**DIRECTIONS FOR THIS TASK**: Every line below that contains "source" is to be copied.

**Dataset items**:
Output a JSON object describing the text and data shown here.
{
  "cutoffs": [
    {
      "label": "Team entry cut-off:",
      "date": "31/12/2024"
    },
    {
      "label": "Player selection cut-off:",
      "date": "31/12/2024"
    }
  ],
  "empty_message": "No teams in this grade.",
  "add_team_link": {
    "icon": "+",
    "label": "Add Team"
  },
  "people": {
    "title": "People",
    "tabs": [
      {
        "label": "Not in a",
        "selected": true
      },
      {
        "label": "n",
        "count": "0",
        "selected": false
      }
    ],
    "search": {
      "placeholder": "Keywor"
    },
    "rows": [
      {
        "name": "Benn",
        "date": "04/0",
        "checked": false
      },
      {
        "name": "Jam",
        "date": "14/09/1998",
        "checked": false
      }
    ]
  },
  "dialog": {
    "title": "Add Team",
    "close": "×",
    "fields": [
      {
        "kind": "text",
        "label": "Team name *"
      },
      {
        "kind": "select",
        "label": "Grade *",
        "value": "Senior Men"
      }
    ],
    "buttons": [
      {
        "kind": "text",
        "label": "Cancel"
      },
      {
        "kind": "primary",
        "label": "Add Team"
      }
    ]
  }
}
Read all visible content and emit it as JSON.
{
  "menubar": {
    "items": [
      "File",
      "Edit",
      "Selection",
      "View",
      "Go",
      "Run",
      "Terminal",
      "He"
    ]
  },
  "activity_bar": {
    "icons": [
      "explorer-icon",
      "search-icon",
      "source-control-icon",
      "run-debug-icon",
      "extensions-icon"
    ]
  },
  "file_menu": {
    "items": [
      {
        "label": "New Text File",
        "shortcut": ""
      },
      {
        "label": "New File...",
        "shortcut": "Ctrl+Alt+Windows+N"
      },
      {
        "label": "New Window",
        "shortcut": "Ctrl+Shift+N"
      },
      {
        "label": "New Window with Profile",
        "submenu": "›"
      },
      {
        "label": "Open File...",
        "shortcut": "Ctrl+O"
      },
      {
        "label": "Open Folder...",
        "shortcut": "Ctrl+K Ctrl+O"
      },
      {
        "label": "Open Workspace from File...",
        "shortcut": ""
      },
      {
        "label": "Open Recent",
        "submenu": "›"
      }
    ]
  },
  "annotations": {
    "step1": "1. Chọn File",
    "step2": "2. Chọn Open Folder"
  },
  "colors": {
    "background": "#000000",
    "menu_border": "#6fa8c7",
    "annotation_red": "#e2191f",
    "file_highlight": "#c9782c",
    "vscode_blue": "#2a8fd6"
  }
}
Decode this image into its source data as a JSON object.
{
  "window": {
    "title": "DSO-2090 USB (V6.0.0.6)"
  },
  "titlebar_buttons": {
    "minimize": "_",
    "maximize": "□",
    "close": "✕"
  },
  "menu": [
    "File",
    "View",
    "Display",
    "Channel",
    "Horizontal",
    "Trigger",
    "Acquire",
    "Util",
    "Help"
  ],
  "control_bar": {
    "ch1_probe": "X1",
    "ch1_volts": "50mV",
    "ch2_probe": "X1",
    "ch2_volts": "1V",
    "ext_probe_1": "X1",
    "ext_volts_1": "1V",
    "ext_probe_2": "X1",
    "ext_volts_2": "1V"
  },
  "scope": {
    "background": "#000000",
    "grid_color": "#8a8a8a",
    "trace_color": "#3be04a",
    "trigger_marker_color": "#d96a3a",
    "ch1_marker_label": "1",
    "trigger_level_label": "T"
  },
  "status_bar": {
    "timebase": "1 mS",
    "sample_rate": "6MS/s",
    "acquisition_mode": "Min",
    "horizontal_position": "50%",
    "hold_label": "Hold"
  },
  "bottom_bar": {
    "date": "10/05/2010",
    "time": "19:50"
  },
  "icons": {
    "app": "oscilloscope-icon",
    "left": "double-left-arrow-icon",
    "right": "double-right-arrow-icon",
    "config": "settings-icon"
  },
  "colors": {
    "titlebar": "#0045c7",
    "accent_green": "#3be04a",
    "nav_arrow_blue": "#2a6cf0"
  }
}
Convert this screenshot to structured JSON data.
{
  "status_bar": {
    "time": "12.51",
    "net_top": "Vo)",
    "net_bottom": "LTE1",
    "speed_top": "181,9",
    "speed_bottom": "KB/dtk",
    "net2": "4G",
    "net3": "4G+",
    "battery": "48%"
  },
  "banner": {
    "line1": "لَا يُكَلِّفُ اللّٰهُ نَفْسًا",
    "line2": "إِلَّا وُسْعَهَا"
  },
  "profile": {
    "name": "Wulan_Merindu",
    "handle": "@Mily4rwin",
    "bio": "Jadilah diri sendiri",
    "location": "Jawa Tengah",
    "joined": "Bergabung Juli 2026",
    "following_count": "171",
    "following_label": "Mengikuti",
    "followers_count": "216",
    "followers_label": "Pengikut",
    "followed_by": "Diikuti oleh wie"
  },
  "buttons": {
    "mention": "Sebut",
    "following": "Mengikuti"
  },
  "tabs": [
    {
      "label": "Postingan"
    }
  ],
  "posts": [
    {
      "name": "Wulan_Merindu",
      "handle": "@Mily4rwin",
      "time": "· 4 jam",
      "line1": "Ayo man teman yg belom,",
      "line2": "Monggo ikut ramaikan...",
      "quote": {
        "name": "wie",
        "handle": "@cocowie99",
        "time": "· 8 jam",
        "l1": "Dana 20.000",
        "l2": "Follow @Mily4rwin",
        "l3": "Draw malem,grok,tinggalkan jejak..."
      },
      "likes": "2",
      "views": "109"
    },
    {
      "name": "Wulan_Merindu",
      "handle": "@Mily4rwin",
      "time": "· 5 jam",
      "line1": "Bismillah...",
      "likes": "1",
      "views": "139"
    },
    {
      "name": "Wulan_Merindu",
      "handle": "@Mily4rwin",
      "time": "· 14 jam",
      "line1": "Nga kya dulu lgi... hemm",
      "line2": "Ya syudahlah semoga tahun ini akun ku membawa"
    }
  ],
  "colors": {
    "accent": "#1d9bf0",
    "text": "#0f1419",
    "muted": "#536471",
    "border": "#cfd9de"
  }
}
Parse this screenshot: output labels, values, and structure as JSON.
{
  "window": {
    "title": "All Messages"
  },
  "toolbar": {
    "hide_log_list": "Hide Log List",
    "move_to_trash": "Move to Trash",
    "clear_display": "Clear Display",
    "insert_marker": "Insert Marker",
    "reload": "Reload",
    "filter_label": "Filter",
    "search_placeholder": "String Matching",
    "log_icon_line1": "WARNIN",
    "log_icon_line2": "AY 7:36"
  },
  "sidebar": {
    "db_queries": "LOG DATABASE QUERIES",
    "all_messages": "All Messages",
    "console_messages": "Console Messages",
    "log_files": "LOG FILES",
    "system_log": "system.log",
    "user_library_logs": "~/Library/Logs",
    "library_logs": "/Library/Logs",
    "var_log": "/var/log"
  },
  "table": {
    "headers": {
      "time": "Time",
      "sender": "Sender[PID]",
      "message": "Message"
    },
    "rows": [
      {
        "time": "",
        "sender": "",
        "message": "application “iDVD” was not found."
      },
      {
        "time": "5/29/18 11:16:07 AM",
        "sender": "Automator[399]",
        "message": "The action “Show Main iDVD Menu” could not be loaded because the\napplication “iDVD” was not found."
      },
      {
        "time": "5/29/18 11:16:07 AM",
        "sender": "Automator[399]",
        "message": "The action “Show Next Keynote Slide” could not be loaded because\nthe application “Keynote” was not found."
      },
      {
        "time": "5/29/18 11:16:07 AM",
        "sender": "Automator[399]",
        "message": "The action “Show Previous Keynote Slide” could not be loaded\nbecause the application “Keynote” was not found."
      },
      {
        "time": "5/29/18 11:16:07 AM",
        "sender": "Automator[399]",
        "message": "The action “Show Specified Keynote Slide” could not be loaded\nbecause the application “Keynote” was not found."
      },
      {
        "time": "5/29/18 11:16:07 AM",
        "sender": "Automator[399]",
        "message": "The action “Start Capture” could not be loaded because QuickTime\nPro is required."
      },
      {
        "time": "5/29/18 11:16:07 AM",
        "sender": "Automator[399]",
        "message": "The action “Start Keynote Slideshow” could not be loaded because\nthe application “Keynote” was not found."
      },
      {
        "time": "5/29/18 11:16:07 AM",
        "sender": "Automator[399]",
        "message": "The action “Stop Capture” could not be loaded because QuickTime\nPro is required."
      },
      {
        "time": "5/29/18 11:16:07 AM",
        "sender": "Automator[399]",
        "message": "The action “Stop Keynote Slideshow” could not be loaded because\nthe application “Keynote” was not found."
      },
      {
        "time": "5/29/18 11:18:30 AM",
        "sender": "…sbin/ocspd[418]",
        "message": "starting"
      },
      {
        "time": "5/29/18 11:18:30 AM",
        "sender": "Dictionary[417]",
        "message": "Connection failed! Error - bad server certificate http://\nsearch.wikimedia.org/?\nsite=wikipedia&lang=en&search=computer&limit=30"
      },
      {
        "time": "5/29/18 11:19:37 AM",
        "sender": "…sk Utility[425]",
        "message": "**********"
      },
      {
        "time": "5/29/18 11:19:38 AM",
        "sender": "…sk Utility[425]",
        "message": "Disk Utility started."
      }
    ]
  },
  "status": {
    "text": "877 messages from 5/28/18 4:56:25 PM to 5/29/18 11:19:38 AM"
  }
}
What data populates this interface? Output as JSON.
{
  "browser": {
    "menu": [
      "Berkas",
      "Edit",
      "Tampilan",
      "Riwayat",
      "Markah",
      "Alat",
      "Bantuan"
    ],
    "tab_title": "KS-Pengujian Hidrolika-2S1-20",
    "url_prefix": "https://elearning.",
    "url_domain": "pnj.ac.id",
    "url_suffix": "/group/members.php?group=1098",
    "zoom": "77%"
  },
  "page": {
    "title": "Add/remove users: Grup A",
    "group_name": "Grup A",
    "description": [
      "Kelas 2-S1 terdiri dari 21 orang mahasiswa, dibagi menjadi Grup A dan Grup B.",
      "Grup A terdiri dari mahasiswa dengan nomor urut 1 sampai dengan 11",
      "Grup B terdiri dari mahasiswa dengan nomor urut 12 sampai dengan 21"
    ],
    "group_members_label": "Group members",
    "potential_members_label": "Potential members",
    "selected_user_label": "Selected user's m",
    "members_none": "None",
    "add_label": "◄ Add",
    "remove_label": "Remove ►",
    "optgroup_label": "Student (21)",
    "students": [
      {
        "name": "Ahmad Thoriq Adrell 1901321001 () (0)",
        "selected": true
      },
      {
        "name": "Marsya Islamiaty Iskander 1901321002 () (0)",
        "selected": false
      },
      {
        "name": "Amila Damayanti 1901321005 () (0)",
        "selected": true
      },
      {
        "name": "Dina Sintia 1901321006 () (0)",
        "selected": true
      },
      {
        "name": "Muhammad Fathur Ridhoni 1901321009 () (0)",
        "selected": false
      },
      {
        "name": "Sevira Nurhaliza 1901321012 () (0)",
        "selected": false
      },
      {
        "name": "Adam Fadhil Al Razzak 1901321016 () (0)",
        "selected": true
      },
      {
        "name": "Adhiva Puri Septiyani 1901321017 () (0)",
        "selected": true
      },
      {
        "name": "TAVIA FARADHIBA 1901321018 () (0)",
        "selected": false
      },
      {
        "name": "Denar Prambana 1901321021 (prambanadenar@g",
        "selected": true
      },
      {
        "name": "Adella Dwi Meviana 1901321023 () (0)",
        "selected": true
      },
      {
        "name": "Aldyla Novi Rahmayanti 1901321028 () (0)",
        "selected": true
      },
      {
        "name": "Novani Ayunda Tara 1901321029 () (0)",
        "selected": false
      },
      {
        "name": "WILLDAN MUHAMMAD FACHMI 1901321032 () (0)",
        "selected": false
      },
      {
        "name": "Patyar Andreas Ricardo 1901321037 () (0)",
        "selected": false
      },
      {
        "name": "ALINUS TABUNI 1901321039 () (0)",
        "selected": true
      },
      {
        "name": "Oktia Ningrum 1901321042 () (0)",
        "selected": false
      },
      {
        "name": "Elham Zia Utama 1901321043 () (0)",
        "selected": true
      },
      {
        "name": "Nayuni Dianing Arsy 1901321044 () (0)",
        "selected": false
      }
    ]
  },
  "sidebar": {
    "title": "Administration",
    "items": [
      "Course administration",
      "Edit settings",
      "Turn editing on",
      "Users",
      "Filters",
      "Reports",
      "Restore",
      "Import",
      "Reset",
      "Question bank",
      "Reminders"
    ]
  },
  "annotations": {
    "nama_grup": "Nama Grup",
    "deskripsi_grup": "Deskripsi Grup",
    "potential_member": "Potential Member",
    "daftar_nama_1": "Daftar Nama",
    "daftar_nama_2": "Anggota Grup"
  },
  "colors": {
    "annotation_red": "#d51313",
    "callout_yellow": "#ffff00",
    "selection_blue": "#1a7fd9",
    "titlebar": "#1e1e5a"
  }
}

**PROBLEM SOLUTION**:
      "source-control-icon",
Decode this image into its source data as a JSON object.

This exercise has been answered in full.